Bundled payment programs have gotten much less attention than Medicare ACOs and commercial global capitation programs, but they offer an attractive risk and care management option that is designed more for specialists than for PCPs. Typically bundled payment programs are initiated by a discrete clinical diagnosis or event, and cover all necessary care for a pre-determined period of time. For example, the Medicare BPCI demonstration is initiated by a hospital admission and includes all medical services required for 30, 60, or 90 days post discharge, depending on the preference of the participating provider. In this construct the specialist is the “point person” for managing all of the care and costs for the patient within the bundled period, and is in position to earn any savings (and cover any losses) that are realized through better care coordination, lower complication rates, and lower readmissions. The basic theory behind bundled payment programs is that they focus care and risk management responsibilities and opportunities on the best provider to treat targeted patient populations at the period in time when those patients most need their expertise. Below is an illustration of a 90 day bundle as defined by Model 2 of the CMS bundled payment initiative.
90 Day BPCI Bundle Construct
There are a number of opportunities and advantages for specialists who position themselves as the owner of bundles within their clinical specialty. The first is a clear financial rationale for improving patient care through better coordination and communication during a clinical episode. The second is access to new revenue sources from other providers along the continuum, particularly for conditions with high historical SNF and re-hospitalization costs, or with opportunities to deliver care in lower cost settings. According to a recent Med-Pac study, average post-acute costs for Medicare patients can exceed $25,000 for some conditions, with broad variability of spending within conditions. The chart below illustrates post-acute spending and variability in spending for 10 conditions studied by Med-Pac.
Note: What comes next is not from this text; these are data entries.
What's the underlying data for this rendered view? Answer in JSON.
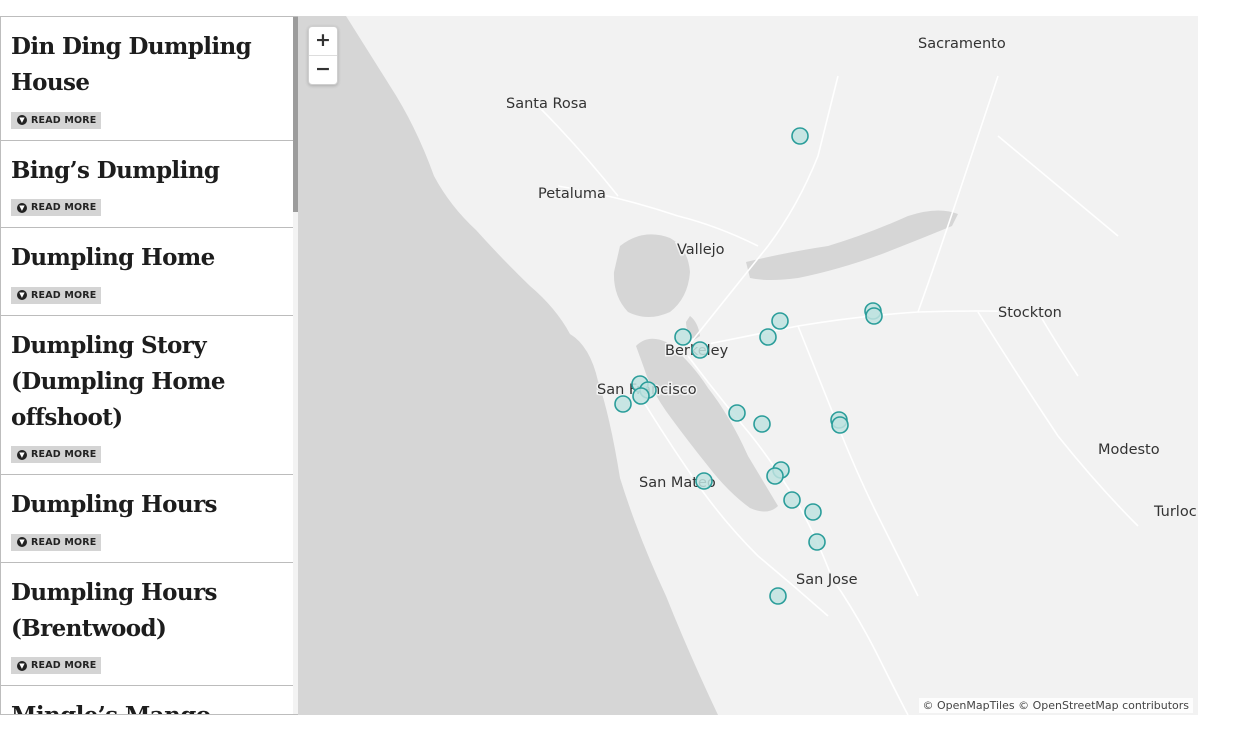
{
  "list": {
    "read_more_label": "READ MORE",
    "items": [
      {
        "title": "Din Ding Dumpling House"
      },
      {
        "title": "Bing’s Dumpling"
      },
      {
        "title": "Dumpling Home"
      },
      {
        "title": "Dumpling Story (Dumpling Home offshoot)"
      },
      {
        "title": "Dumpling Hours"
      },
      {
        "title": "Dumpling Hours (Brentwood)"
      },
      {
        "title": "Mingle’s Mango"
      }
    ]
  },
  "map": {
    "zoom_in": "+",
    "zoom_out": "−",
    "attribution": "© OpenMapTiles © OpenStreetMap contributors",
    "cities": [
      "Sacramento",
      "Santa Rosa",
      "Petaluma",
      "Vallejo",
      "Stockton",
      "Berkeley",
      "San Francisco",
      "Modesto",
      "San Mateo",
      "Turloc",
      "San Jose"
    ],
    "marker_color": "#2a9d9a",
    "marker_fill": "#bfe3e0",
    "water_color": "#d6d6d6",
    "land_color": "#f2f2f2"
  }
}
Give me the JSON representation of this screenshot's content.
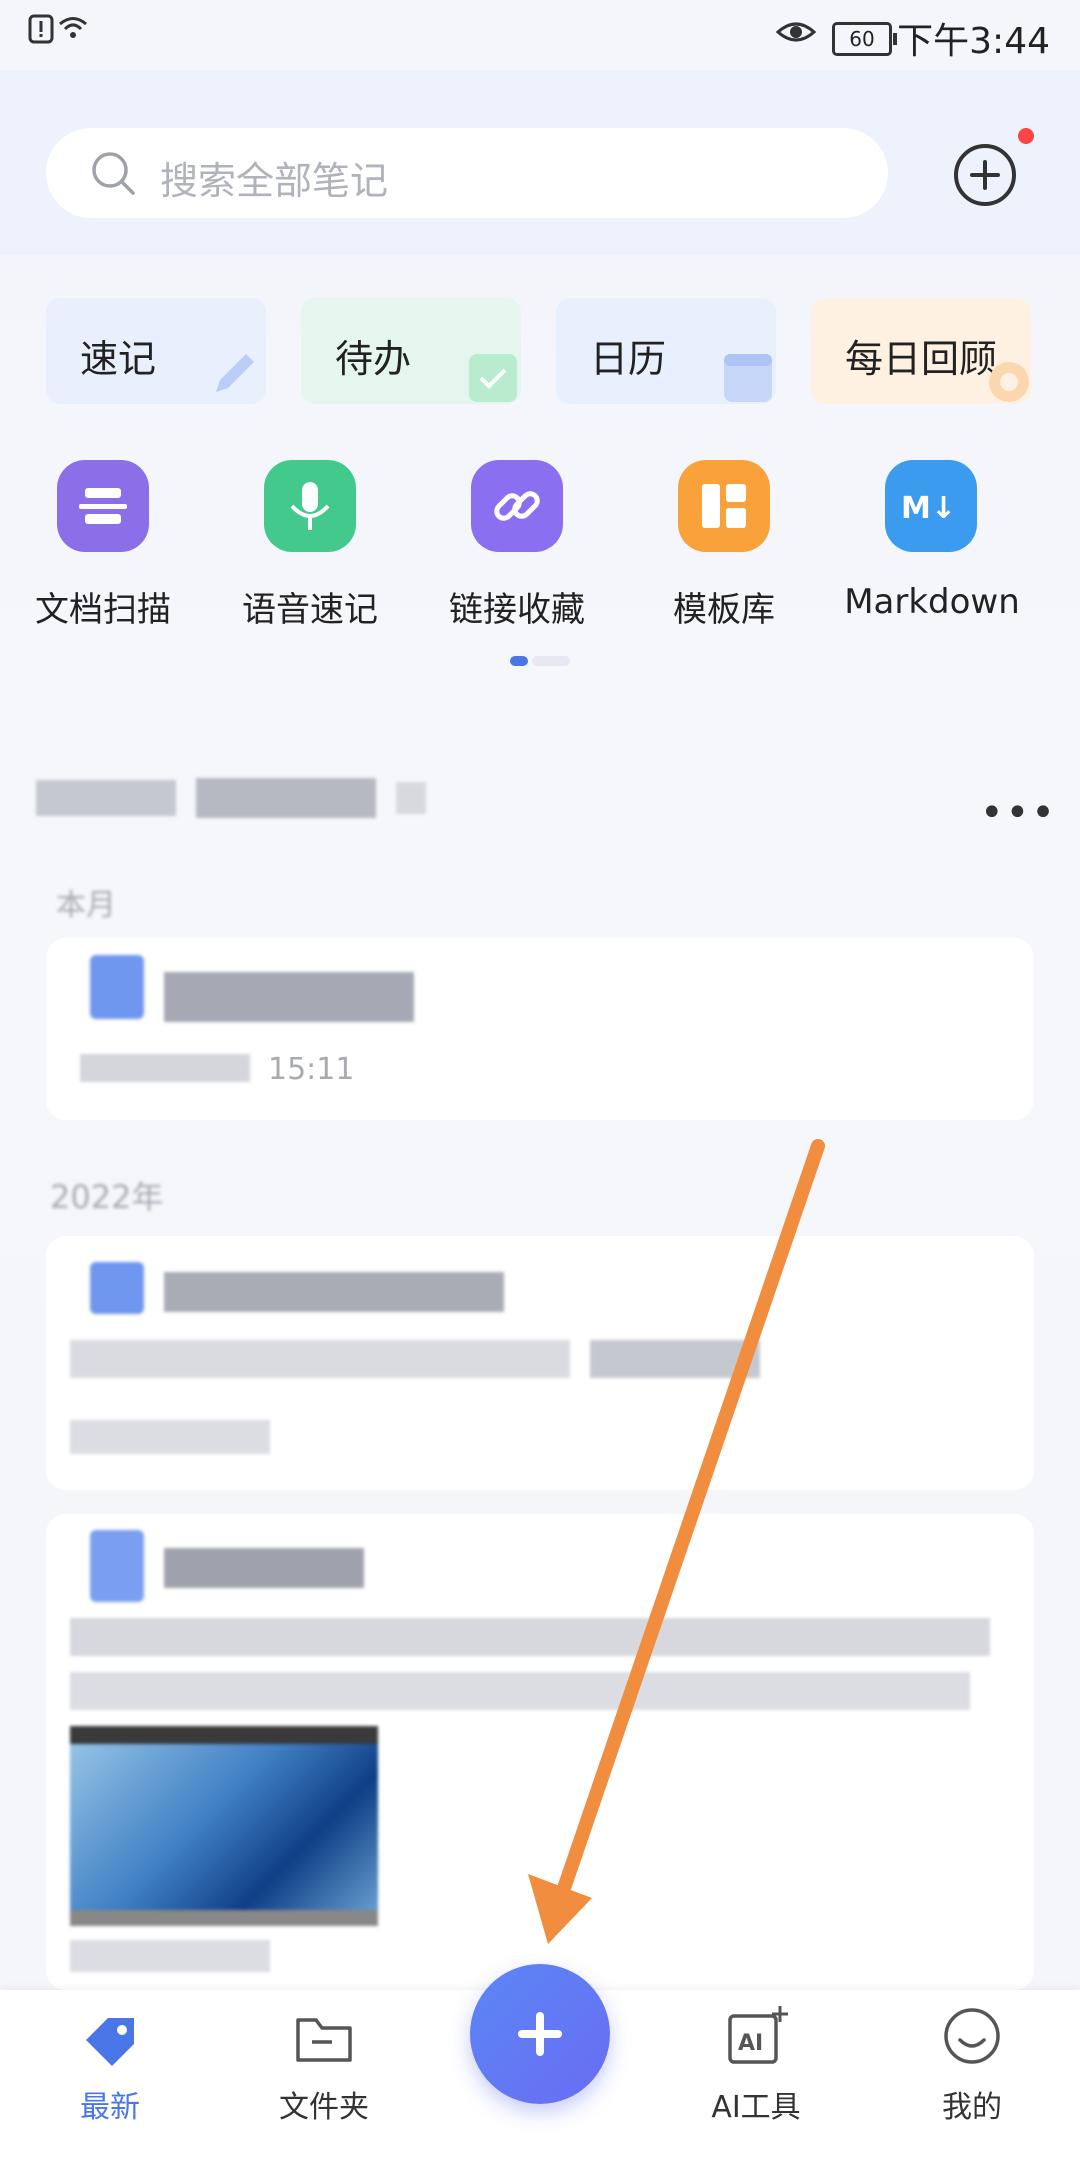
{
  "status_bar": {
    "time": "下午3:44",
    "battery": "60"
  },
  "search": {
    "placeholder": "搜索全部笔记"
  },
  "quick_cards": [
    {
      "label": "速记",
      "color": "#e8f0fd"
    },
    {
      "label": "待办",
      "color": "#e4f6ed"
    },
    {
      "label": "日历",
      "color": "#e9f0fd"
    },
    {
      "label": "每日回顾",
      "color": "#fff1e2"
    }
  ],
  "features": [
    {
      "label": "文档扫描",
      "icon": "document-scan-icon",
      "color": "#8b6fe8"
    },
    {
      "label": "语音速记",
      "icon": "microphone-icon",
      "color": "#43c98c"
    },
    {
      "label": "链接收藏",
      "icon": "link-icon",
      "color": "#8a6ff0"
    },
    {
      "label": "模板库",
      "icon": "template-icon",
      "color": "#f9a23c"
    },
    {
      "label": "Markdown",
      "icon": "markdown-icon",
      "color": "#3a9bef"
    }
  ],
  "notes_section": {
    "month_label": "本月",
    "year_label": "2022年",
    "first_note_time": "15:11"
  },
  "bottom_nav": [
    {
      "label": "最新",
      "icon": "latest-icon",
      "active": true
    },
    {
      "label": "文件夹",
      "icon": "folder-icon",
      "active": false
    },
    {
      "label": "AI工具",
      "icon": "ai-tools-icon",
      "active": false
    },
    {
      "label": "我的",
      "icon": "profile-icon",
      "active": false
    }
  ],
  "colors": {
    "accent": "#4a76e8",
    "fab": "#5f7af4",
    "annotation_arrow": "#f08d3f"
  }
}
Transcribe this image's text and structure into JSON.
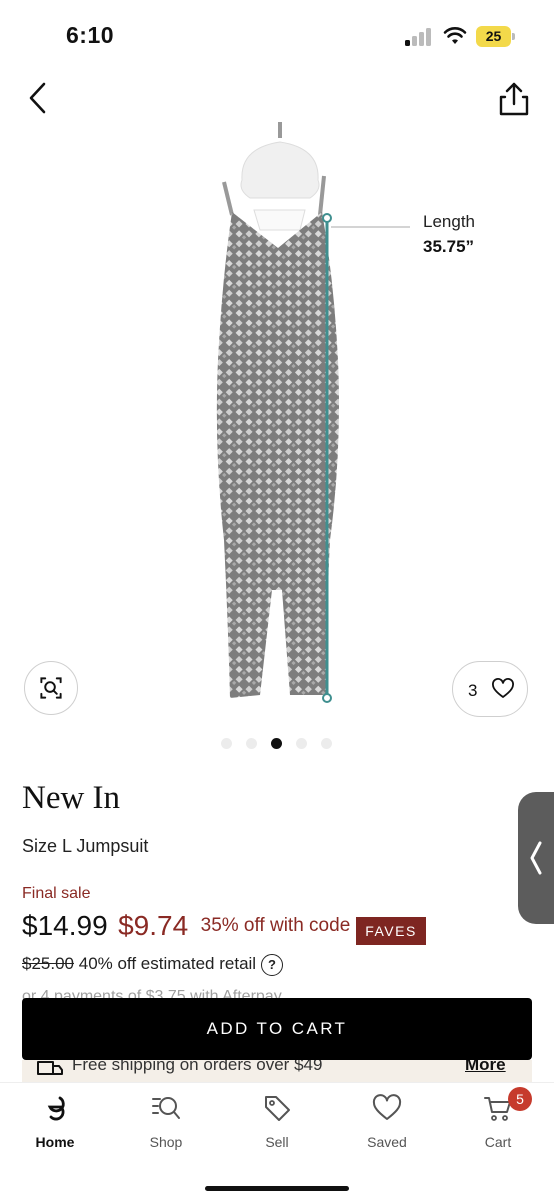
{
  "status_bar": {
    "time": "6:10",
    "battery": "25",
    "battery_color": "#f3d94a"
  },
  "nav": {
    "back_icon": "chevron-left-icon",
    "share_icon": "share-icon"
  },
  "product_image": {
    "measurement_label": "Length",
    "measurement_value": "35.75”",
    "fave_count": "3",
    "carousel": {
      "total": 5,
      "active_index": 2
    }
  },
  "product": {
    "brand": "New In",
    "size_prefix": "Size L",
    "category": "Jumpsuit",
    "final_sale": "Final sale",
    "price_original": "$14.99",
    "price_sale": "$9.74",
    "discount_text": "35% off with code",
    "code": "FAVES",
    "retail_price": "$25.00",
    "retail_text": "40% off estimated retail",
    "help_glyph": "?",
    "afterpay_text": "or 4 payments of $3.75 with Afterpay"
  },
  "actions": {
    "add_to_cart": "ADD TO CART"
  },
  "shipping": {
    "text": "Free shipping on orders over $49",
    "more": "More"
  },
  "tabbar": {
    "items": [
      {
        "label": "Home",
        "icon": "home-logo-icon",
        "active": true
      },
      {
        "label": "Shop",
        "icon": "search-icon",
        "active": false
      },
      {
        "label": "Sell",
        "icon": "tag-icon",
        "active": false
      },
      {
        "label": "Saved",
        "icon": "heart-icon",
        "active": false
      },
      {
        "label": "Cart",
        "icon": "cart-icon",
        "active": false
      }
    ],
    "cart_badge": "5"
  },
  "colors": {
    "sale_red": "#8a2a24",
    "badge_red": "#7e2621",
    "cart_badge_red": "#c63a2c",
    "measure_line": "#3f8f8f"
  }
}
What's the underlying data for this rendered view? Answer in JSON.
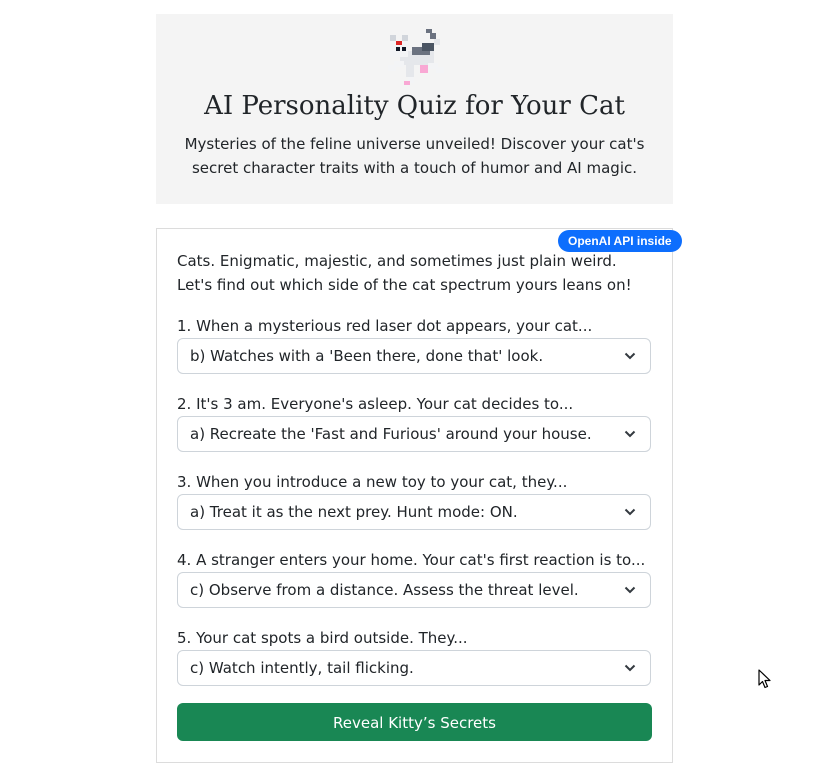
{
  "header": {
    "logo_icon": "pixel-cat-icon",
    "title": "AI Personality Quiz for Your Cat",
    "subtitle": "Mysteries of the feline universe unveiled! Discover your cat's secret character traits with a touch of humor and AI magic."
  },
  "card": {
    "badge": "OpenAI API inside",
    "intro": "Cats. Enigmatic, majestic, and sometimes just plain weird. Let's find out which side of the cat spectrum yours leans on!",
    "questions": [
      {
        "label": "1. When a mysterious red laser dot appears, your cat...",
        "selected": "b) Watches with a 'Been there, done that' look."
      },
      {
        "label": "2. It's 3 am. Everyone's asleep. Your cat decides to...",
        "selected": "a) Recreate the 'Fast and Furious' around your house."
      },
      {
        "label": "3. When you introduce a new toy to your cat, they...",
        "selected": "a) Treat it as the next prey. Hunt mode: ON."
      },
      {
        "label": "4. A stranger enters your home. Your cat's first reaction is to...",
        "selected": "c) Observe from a distance. Assess the threat level."
      },
      {
        "label": "5. Your cat spots a bird outside. They...",
        "selected": "c) Watch intently, tail flicking."
      }
    ],
    "submit_label": "Reveal Kitty’s Secrets"
  },
  "colors": {
    "header_bg": "#f4f4f4",
    "badge_bg": "#0d6efd",
    "submit_bg": "#198754"
  }
}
As the owner of a bundle, all revenue earned by other providers along the continuum becomes opportunity cost to the specialist, which means that every dollar saved through better care coordination, reduced utilization, and value based site of service choices, is a dollar earned by the owner of the bundle A third advantage of the bundled payment structure is that it creates a platform for specialists to drive and earn value in the payment reform movement. As “accountability” and value based reimbursement become more prevalent, excess costs and utilization are likely to come down. In a Fee-for-Service environment the health plan benefits financially as costs come out of the system; in an ACO primary care physicians are poised to benefit the most; the bundled payment structure allows the specialist to own their discrete portion of the population’s health care needs, creates new opportunities to fund improvements in patient care, and positions the specialist to earn savings dollars as costs come out of the system. This structure also works well within an ACO or global cap arrangement as it creates a mechanism to actively engage and incentivize key specialists to manage care and costs more closely. The grid below outlines key aspects of the predominant healthcare reimbursement methods and how bundled payment fits in.
Overview of Healthcare Reimbursement Structures